**Input for this task:**
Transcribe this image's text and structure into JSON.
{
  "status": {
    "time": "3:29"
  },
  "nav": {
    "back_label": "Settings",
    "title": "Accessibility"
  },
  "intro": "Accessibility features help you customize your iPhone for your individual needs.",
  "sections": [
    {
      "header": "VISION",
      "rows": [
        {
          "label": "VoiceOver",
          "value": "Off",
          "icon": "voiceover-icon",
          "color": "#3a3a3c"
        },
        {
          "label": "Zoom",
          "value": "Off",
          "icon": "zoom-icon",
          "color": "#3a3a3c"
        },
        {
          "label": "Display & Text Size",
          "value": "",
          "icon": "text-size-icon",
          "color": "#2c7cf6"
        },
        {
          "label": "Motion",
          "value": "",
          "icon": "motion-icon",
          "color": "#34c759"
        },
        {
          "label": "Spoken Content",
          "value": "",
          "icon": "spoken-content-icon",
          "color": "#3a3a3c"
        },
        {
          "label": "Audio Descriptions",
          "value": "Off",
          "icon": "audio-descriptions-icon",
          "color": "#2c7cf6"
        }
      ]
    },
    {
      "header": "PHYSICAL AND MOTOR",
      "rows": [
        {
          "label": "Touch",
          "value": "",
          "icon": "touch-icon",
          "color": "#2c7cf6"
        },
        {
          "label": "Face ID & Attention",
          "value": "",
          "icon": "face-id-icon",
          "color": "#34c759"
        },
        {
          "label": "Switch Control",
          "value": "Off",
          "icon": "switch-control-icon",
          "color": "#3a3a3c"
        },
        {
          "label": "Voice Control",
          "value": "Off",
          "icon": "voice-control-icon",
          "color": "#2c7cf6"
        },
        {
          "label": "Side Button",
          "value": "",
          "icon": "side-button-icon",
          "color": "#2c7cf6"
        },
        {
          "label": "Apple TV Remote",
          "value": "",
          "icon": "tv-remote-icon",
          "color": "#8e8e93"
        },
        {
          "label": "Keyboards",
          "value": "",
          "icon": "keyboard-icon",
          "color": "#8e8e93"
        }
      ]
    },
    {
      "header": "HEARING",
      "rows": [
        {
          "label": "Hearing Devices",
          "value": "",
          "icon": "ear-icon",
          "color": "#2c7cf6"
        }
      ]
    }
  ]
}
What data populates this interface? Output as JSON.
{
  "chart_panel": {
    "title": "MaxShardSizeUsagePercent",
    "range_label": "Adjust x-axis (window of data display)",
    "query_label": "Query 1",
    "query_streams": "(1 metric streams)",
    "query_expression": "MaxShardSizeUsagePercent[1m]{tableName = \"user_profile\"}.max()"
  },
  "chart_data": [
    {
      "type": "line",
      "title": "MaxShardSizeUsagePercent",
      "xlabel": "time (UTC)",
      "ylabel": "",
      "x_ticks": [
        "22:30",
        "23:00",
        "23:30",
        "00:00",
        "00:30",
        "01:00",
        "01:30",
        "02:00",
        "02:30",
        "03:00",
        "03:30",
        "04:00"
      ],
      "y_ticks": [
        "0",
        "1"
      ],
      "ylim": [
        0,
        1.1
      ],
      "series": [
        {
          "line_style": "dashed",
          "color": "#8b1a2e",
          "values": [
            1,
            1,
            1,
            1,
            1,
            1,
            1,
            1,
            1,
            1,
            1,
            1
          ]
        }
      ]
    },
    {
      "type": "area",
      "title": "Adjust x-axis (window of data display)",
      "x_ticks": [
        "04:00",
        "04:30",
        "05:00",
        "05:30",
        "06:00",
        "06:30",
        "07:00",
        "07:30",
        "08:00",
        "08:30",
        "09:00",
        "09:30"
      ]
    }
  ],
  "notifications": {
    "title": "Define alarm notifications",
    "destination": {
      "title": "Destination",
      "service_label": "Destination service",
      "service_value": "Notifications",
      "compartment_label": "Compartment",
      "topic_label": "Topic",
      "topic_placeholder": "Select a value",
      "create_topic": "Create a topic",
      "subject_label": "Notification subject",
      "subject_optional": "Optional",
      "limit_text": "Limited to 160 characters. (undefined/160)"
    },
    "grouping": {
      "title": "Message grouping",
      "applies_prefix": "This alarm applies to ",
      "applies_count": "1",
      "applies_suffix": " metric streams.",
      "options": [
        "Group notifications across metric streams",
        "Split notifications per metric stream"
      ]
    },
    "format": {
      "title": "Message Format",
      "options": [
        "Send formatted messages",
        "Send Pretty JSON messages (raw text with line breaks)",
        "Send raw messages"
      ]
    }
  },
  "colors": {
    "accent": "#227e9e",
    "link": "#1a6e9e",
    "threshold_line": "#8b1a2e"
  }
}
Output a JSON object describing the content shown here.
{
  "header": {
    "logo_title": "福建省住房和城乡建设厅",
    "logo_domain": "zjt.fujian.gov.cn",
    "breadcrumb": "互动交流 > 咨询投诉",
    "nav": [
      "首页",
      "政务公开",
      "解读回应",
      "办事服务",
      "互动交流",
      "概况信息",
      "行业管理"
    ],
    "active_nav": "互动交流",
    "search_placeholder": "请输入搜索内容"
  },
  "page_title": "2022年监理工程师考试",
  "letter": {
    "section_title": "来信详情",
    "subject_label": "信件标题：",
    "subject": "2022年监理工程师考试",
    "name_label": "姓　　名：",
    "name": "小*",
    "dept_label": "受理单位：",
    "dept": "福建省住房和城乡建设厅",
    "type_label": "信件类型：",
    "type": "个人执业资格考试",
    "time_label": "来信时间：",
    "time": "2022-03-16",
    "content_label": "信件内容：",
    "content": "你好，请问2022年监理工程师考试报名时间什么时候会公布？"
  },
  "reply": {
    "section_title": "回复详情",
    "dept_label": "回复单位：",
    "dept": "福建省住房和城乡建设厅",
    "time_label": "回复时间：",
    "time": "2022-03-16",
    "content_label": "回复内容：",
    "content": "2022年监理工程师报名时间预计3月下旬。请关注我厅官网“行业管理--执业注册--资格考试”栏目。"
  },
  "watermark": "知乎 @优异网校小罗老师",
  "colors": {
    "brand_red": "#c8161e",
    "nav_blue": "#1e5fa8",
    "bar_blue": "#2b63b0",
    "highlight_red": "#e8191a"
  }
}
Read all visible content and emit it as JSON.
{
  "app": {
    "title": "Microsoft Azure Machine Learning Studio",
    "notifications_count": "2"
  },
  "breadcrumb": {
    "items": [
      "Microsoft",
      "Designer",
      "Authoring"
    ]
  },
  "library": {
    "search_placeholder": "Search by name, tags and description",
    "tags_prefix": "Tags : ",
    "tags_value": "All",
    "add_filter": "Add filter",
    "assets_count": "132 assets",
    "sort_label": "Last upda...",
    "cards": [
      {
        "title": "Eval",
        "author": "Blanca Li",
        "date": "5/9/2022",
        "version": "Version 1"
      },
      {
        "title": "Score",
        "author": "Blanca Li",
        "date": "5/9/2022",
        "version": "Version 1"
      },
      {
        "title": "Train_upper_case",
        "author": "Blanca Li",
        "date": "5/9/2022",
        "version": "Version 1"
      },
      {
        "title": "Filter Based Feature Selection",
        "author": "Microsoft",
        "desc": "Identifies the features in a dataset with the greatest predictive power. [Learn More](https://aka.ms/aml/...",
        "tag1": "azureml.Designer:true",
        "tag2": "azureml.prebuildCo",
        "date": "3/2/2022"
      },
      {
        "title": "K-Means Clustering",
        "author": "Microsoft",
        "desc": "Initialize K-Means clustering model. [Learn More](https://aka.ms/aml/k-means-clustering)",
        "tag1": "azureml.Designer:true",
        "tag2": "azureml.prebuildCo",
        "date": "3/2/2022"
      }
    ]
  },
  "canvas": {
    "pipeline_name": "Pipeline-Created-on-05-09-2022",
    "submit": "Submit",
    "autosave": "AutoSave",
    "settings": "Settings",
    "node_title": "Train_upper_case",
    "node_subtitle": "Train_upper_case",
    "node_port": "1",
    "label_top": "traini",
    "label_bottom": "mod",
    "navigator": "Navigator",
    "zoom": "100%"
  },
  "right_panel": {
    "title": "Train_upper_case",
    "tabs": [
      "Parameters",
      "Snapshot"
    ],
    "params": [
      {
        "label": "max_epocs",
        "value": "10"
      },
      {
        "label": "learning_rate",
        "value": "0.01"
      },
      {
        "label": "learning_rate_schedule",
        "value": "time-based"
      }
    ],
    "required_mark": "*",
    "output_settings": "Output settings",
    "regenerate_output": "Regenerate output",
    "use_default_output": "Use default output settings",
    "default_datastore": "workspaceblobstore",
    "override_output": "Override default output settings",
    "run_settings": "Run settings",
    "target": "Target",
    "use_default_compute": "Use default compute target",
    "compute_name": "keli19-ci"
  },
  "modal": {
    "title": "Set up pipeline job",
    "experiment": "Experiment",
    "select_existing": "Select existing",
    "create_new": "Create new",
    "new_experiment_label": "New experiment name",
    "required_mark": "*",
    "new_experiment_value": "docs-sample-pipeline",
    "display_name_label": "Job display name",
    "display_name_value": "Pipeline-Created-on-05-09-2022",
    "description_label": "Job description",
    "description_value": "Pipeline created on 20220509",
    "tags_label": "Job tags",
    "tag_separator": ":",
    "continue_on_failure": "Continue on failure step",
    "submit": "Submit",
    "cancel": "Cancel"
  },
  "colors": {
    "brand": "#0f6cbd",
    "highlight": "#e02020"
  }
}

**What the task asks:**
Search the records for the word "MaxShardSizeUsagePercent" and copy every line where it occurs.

**Output for this task:**
    "title": "MaxShardSizeUsagePercent",
    "query_expression": "MaxShardSizeUsagePercent[1m]{tableName = \"user_profile\"}.max()"
      "title": "MaxShardSizeUsagePercent",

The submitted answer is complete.